Journal Article


BACKGROUND AND PURPOSE: Children born preterm are at risk for adverse outcome, including visual impairment. We examined the relationship between neonatal DTI and sVEP in children born preterm to determine whether visual outcomes are related to early measurements of brain microstructure.

MATERIALS AND METHODS: Subjects were born at <34 weeks gestation and imaged before term-equivalent age. DTI fiber tracking was used to delineate the optic radiations and measure tract-specific average FA, D(av), and parallel and transverse diffusivity. Visual-evoked response amplitudes were measured as a function of spatial frequency, contrast, and vernier offset size with sVEP at 6-20 months after birth. The association between DTI and sVEP was assessed by using the Spearman correlation coefficient and linear regression for repeated measures.

RESULTS: Nine children with 15 scans were included. The peak response amplitudes for spatial frequency sweeps were associated with increasing FA and decreasing D(av) and transverse diffusivity (P ≤ .006) but not with parallel diffusivity (P = 1). There was only modest association with the swept contrast condition and no detectable association with the vernier offset sweeps.

CONCLUSIONS: Microstructure of the optic radiations measured shortly after birth is associated with quantitatively measured responses elicited by moderate-to-high contrast spatiotemporal gratings in infancy. These findings are in keeping with studies showing a relationship between brain microstructure and function. While the clinical impact is not known, quantitative neuroimaging of white matter may ultimately be important for predicting outcome in preterm neonates.

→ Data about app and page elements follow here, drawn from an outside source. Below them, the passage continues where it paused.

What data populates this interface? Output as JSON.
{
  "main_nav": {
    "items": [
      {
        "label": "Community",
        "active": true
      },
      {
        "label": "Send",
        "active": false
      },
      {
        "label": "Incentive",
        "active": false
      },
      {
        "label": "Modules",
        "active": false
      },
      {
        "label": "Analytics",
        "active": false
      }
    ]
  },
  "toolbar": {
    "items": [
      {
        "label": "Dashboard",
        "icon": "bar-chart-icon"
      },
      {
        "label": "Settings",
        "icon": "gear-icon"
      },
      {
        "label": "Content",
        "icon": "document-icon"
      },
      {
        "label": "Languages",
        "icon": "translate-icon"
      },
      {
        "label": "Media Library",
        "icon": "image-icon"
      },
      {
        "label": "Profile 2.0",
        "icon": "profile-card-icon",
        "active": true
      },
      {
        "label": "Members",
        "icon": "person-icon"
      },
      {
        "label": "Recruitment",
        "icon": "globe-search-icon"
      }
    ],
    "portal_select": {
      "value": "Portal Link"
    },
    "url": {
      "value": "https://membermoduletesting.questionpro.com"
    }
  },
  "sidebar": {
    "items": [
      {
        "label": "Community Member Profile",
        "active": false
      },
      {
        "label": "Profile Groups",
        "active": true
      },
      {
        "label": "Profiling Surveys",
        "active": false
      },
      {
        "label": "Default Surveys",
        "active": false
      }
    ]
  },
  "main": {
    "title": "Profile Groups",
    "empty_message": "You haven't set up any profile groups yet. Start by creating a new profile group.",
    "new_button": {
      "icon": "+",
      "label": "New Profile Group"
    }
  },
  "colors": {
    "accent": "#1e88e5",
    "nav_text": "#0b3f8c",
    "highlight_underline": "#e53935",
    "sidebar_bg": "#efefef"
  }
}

American Journal of Neuroradiology





Number of Pages


Year of Publication